+++ DATA RECORDS +++

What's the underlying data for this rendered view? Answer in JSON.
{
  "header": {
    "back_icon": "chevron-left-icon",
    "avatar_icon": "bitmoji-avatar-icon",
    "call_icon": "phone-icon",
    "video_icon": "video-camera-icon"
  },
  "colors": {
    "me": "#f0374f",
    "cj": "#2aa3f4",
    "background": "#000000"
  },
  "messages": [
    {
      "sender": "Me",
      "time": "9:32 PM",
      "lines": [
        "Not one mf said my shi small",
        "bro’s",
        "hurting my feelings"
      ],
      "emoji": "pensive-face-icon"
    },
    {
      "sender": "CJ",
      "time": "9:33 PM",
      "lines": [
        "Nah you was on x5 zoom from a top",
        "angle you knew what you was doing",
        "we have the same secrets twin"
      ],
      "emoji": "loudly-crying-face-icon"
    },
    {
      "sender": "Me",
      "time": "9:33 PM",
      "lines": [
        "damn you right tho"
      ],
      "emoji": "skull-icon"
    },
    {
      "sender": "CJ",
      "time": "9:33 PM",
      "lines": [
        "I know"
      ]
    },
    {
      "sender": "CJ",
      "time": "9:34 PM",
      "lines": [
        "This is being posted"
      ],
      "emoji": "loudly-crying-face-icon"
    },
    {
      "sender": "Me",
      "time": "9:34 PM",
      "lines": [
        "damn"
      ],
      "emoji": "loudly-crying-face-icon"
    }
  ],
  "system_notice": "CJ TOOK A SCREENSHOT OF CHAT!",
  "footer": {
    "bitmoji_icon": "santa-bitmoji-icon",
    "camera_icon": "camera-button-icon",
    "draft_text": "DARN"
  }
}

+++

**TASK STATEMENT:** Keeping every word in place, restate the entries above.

**COMPLETED EXERCISE:**
What's the underlying data for this rendered view? Answer in JSON.
{
  "header": {
    "back_icon": "chevron-left-icon",
    "avatar_icon": "bitmoji-avatar-icon",
    "call_icon": "phone-icon",
    "video_icon": "video-camera-icon"
  },
  "colors": {
    "me": "#f0374f",
    "cj": "#2aa3f4",
    "background": "#000000"
  },
  "messages": [
    {
      "sender": "Me",
      "time": "9:32 PM",
      "lines": [
        "Not one mf said my shi small",
        "bro’s",
        "hurting my feelings"
      ],
      "emoji": "pensive-face-icon"
    },
    {
      "sender": "CJ",
      "time": "9:33 PM",
      "lines": [
        "Nah you was on x5 zoom from a top",
        "angle you knew what you was doing",
        "we have the same secrets twin"
      ],
      "emoji": "loudly-crying-face-icon"
    },
    {
      "sender": "Me",
      "time": "9:33 PM",
      "lines": [
        "damn you right tho"
      ],
      "emoji": "skull-icon"
    },
    {
      "sender": "CJ",
      "time": "9:33 PM",
      "lines": [
        "I know"
      ]
    },
    {
      "sender": "CJ",
      "time": "9:34 PM",
      "lines": [
        "This is being posted"
      ],
      "emoji": "loudly-crying-face-icon"
    },
    {
      "sender": "Me",
      "time": "9:34 PM",
      "lines": [
        "damn"
      ],
      "emoji": "loudly-crying-face-icon"
    }
  ],
  "system_notice": "CJ TOOK A SCREENSHOT OF CHAT!",
  "footer": {
    "bitmoji_icon": "santa-bitmoji-icon",
    "camera_icon": "camera-button-icon",
    "draft_text": "DARN"
  }
}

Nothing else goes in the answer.